I phoned Mum and she told me to get to hospital so my sister took me in a taxi to Glasgow Royal Infirmary. My mum made the 60-mile trip to Glasgow. I was seen quite quickly, the doctor came to examine me and took some blood. My mum arrived and the doctor came to speak to us. He didn't think it was meningitis but said they would do a lumbar puncture just to be sure. I didn't want it because I knew how sore it would be. Mum stayed with me and I think she took the brunt of my pain. After lying flat for two hours the results came back clear so the doctor sent me home saying it was a viral infection.
I woke up the next day feeling slightly better so headed in to uni to sit a test. After the test I felt terrible so went to bed. The symptoms were getting worse and my eyes were becoming sensitive to light.
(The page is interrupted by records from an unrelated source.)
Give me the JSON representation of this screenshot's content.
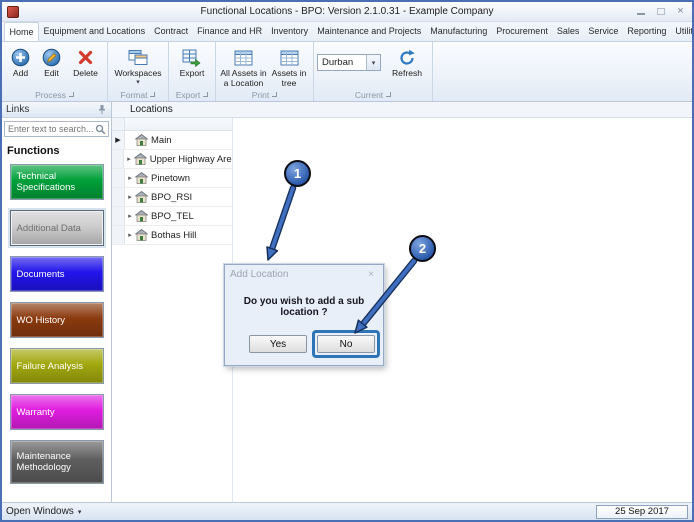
{
  "window": {
    "title": "Functional Locations - BPO: Version 2.1.0.31 - Example Company"
  },
  "icons": {
    "close": "×",
    "dropdown": "▾",
    "expander": "▸",
    "row_indicator": "▶"
  },
  "ribbon": {
    "tabs": [
      "Home",
      "Equipment and Locations",
      "Contract",
      "Finance and HR",
      "Inventory",
      "Maintenance and Projects",
      "Manufacturing",
      "Procurement",
      "Sales",
      "Service",
      "Reporting",
      "Utilities"
    ],
    "active_tab": "Home",
    "process": {
      "caption": "Process",
      "add": "Add",
      "edit": "Edit",
      "delete": "Delete"
    },
    "format": {
      "caption": "Format",
      "workspaces": "Workspaces"
    },
    "export_group": {
      "caption": "Export",
      "export": "Export"
    },
    "print": {
      "caption": "Print",
      "all_assets": "All Assets in a Location",
      "assets_in_tree": "Assets in tree"
    },
    "current": {
      "caption": "Current",
      "site": "Durban",
      "refresh": "Refresh"
    }
  },
  "sidebar": {
    "header": "Links",
    "search_placeholder": "Enter text to search...",
    "functions_label": "Functions",
    "items": [
      {
        "label": "Technical Specifications",
        "bg": "#00a03a",
        "fg": "#ffffff",
        "selected": false
      },
      {
        "label": "Additional Data",
        "bg": "#cdcdcd",
        "fg": "#6e6e6e",
        "selected": true
      },
      {
        "label": "Documents",
        "bg": "#2214ea",
        "fg": "#ffffff",
        "selected": false
      },
      {
        "label": "WO History",
        "bg": "#8a3a0e",
        "fg": "#ffffff",
        "selected": false
      },
      {
        "label": "Failure Analysis",
        "bg": "#a2a80e",
        "fg": "#ffffff",
        "selected": false
      },
      {
        "label": "Warranty",
        "bg": "#df1ddf",
        "fg": "#ffffff",
        "selected": false
      },
      {
        "label": "Maintenance Methodology",
        "bg": "#5e5e5e",
        "fg": "#ffffff",
        "selected": false
      }
    ]
  },
  "locations": {
    "caption": "Locations",
    "items": [
      {
        "label": "Main",
        "expandable": false,
        "focused": true
      },
      {
        "label": "Upper Highway Area",
        "expandable": true,
        "focused": false
      },
      {
        "label": "Pinetown",
        "expandable": true,
        "focused": false
      },
      {
        "label": "BPO_RSI",
        "expandable": true,
        "focused": false
      },
      {
        "label": "BPO_TEL",
        "expandable": true,
        "focused": false
      },
      {
        "label": "Bothas Hill",
        "expandable": true,
        "focused": false
      }
    ]
  },
  "dialog": {
    "title": "Add Location",
    "message": "Do you wish to add a sub location ?",
    "yes": "Yes",
    "no": "No"
  },
  "callouts": [
    {
      "number": "1"
    },
    {
      "number": "2"
    }
  ],
  "statusbar": {
    "open_windows": "Open Windows",
    "date": "25 Sep 2017"
  }
}
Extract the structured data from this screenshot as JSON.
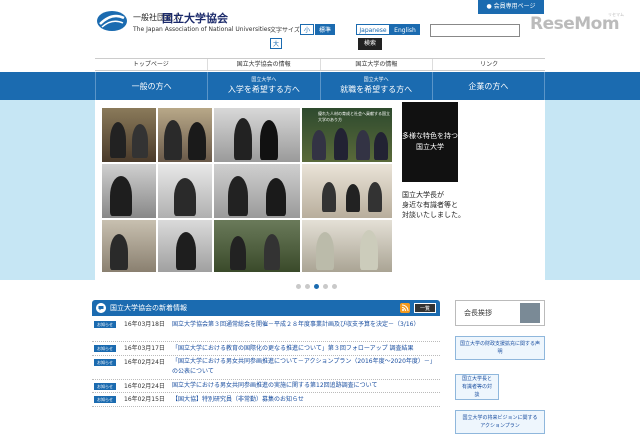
{
  "header": {
    "org_small": "一般社団法人",
    "org_name": "国立大学協会",
    "org_en": "The Japan Association of National Universities",
    "font_size_label": "文字サイズ",
    "font_small": "小",
    "font_standard": "標準",
    "font_large": "大",
    "lang_japanese": "Japanese",
    "lang_english": "English",
    "search_button": "検索",
    "search_placeholder": "",
    "member_page": "● 会員専用ページ",
    "watermark": "ReseMom",
    "watermark_sub": "リセマム"
  },
  "top_nav": [
    "トップページ",
    "国立大学協会の情報",
    "国立大学の情報",
    "リンク"
  ],
  "blue_nav": [
    {
      "small": "",
      "label": "一般の方へ"
    },
    {
      "small": "国立大学へ",
      "label": "入学を希望する方へ"
    },
    {
      "small": "国立大学へ",
      "label": "就職を希望する方へ"
    },
    {
      "small": "",
      "label": "企業の方へ"
    }
  ],
  "hero": {
    "feature_line1": "多様な特色を持つ",
    "feature_line2": "国立大学",
    "caption_line1": "国立大学長が",
    "caption_line2": "身近な有識者等と",
    "caption_line3": "対談いたしました。",
    "photo_caption": "優れた人材の育成と社会へ貢献する国立大学のあり方"
  },
  "carousel": {
    "count": 5,
    "active": 3
  },
  "news": {
    "title": "国立大学協会の新着情報",
    "list_button": "一覧",
    "items": [
      {
        "badge": "お知らせ",
        "date": "16年03月18日",
        "text": "国立大学協会第３回通常総会を開催－平成２８年度事業計画及び収支予算を決定－（3/16）",
        "two": true
      },
      {
        "badge": "お知らせ",
        "date": "16年03月17日",
        "text": "「国立大学における教育の国際化の更なる推進について」第３回フォローアップ 調査結果",
        "two": false
      },
      {
        "badge": "お知らせ",
        "date": "16年02月24日",
        "text": "「国立大学における男女共同参画推進について－アクションプラン（2016年度～2020年度）－」の公表について",
        "two": true
      },
      {
        "badge": "お知らせ",
        "date": "16年02月24日",
        "text": "国立大学における男女共同参画推進の実施に関する第12回追跡調査について",
        "two": false
      },
      {
        "badge": "お知らせ",
        "date": "16年02月15日",
        "text": "【国大協】特別研究員（非常勤）募集のお知らせ",
        "two": false
      }
    ]
  },
  "sidebar": {
    "kaicho": "会長挨拶",
    "link1": "国立大学の財政支援拡充に関する声明",
    "link2": "国立大学長と有識者等の対談",
    "link3": "国立大学の将来ビジョンに関するアクションプラン"
  },
  "colors": {
    "primary": "#1b6bb0",
    "hero_bg": "#c6e6f4",
    "rss": "#f39a1e"
  }
}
At 9pm that night my parents got a phone call from the hospital to tell them I needed to attend the hospital immediately. By chance the immunologist had been called in on an emergency and checked my blood test and saw signs of meningococcal septicaemia. My parents left straight away and I headed to the hospital. By this point I was being very sick and I cannot describe how sore my head was. It was not long before I was getting my first lot of IV antibiotics. My parents and sister arrived and stayed with me all night.
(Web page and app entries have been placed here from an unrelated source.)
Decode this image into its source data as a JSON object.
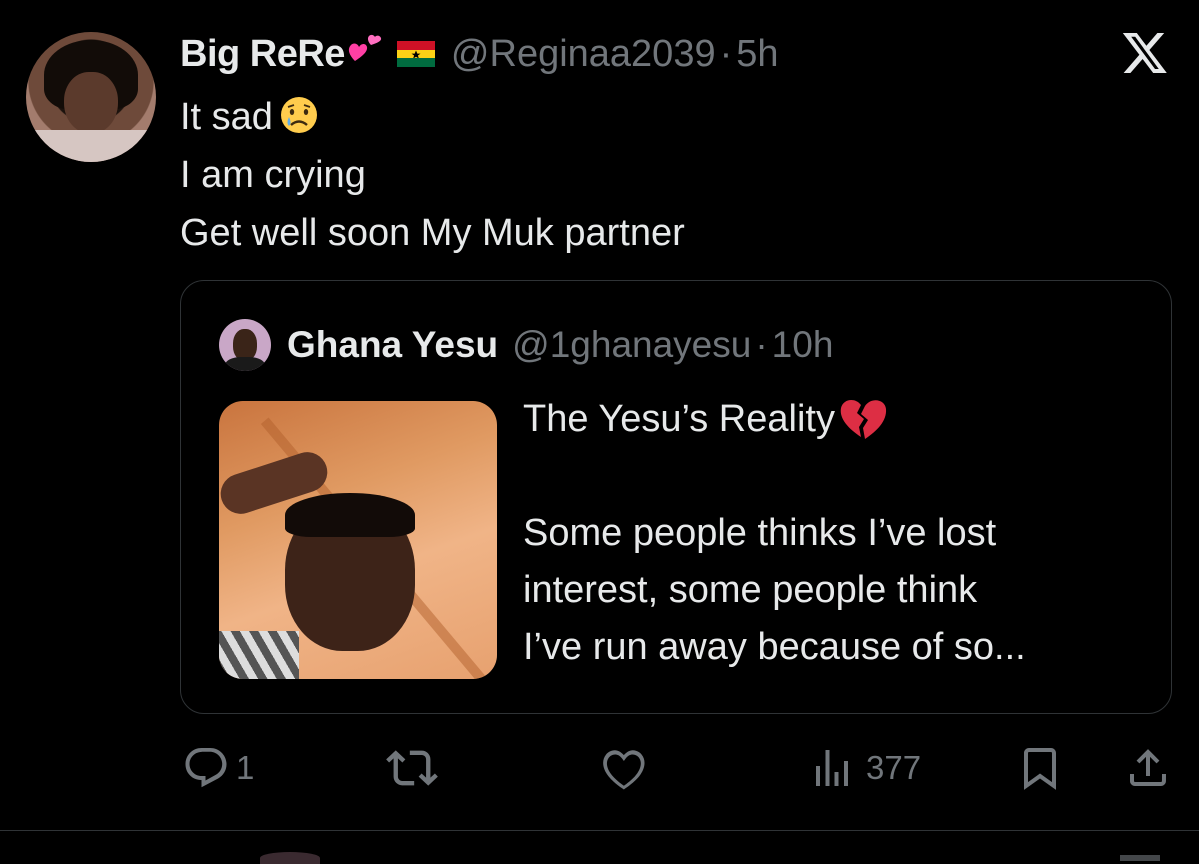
{
  "tweet": {
    "author_name": "Big ReRe",
    "name_emoji": "💕",
    "flag": "ghana-flag",
    "handle": "@Reginaa2039",
    "separator": "·",
    "time": "5h",
    "lines": [
      "It sad",
      "I am crying",
      "Get well soon My Muk partner"
    ],
    "line1_emoji": "😢"
  },
  "quoted": {
    "author_name": "Ghana Yesu",
    "handle": "@1ghanayesu",
    "separator": "·",
    "time": "10h",
    "title": "The Yesu’s Reality",
    "title_emoji": "💔",
    "body_lines": [
      "Some people thinks I’ve lost",
      "interest, some people think",
      "I’ve run away because of so..."
    ]
  },
  "actions": {
    "replies": "1",
    "reposts": "",
    "likes": "",
    "views": "377"
  },
  "icons": {
    "logo": "x-logo-icon",
    "reply": "reply-icon",
    "repost": "repost-icon",
    "like": "heart-icon",
    "views": "views-icon",
    "bookmark": "bookmark-icon",
    "share": "share-icon"
  },
  "colors": {
    "background": "#000000",
    "text": "#e7e9ea",
    "muted": "#71767b",
    "border": "#2f3336"
  }
}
I don't remember much of that night but woke up the next morning feeling better. I was in a single room for the first few days, my mum and sister sat with me all day to keep me company. The headaches were awful and continued for a while, as did the severe nausea. I had to stay in hospital for a week to get IV antibiotics but as the week went on I started to improve. I couldn't wait to get out of hospital.